[Opening Extracted data section]
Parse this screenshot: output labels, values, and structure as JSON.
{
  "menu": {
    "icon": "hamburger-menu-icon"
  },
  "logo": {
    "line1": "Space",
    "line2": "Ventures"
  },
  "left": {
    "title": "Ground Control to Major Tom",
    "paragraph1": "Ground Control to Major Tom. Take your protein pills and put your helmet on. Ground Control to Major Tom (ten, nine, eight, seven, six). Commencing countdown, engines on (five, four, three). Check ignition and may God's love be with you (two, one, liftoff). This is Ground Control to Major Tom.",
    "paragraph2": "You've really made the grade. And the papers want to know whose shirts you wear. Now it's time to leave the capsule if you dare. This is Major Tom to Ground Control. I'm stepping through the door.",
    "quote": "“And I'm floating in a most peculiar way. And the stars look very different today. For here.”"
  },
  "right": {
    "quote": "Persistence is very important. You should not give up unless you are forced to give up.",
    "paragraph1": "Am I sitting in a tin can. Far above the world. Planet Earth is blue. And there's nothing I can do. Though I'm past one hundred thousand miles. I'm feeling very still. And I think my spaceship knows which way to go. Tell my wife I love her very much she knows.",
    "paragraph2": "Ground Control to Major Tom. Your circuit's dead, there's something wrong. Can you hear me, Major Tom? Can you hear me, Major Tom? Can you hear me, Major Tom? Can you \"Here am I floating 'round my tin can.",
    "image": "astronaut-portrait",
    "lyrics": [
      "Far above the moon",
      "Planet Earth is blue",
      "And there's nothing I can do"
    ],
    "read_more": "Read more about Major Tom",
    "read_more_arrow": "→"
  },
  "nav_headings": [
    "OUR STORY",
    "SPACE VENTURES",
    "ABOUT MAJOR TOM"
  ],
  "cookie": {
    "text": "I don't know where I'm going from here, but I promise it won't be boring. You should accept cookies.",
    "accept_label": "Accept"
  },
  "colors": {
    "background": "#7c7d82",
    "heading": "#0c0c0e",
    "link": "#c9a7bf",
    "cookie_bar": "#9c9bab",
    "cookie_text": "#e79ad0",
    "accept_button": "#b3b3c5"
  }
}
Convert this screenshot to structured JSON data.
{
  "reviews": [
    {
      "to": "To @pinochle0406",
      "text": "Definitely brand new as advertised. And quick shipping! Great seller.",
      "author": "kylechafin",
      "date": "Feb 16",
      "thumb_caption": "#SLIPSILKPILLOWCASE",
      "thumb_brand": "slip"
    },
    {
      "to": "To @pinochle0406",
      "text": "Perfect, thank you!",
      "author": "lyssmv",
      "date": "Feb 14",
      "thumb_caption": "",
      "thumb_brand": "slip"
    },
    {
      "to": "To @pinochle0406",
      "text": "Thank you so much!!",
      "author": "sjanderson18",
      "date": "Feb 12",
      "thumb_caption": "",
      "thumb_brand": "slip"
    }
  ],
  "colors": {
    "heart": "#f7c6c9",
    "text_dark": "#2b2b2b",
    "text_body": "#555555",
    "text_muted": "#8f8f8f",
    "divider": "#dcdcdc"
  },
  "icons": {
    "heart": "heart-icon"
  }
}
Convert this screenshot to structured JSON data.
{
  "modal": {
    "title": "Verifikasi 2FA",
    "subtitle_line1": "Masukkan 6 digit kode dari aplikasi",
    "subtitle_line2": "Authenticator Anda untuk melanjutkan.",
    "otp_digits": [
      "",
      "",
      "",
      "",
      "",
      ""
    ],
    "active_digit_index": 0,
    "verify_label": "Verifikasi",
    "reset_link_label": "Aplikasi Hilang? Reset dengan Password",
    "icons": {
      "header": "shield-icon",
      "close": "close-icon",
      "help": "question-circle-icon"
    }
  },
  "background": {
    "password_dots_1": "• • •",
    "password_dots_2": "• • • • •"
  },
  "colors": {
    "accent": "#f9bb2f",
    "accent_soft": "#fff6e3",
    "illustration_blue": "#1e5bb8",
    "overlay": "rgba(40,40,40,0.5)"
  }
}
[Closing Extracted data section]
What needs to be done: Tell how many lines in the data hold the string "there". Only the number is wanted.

Answer box: 3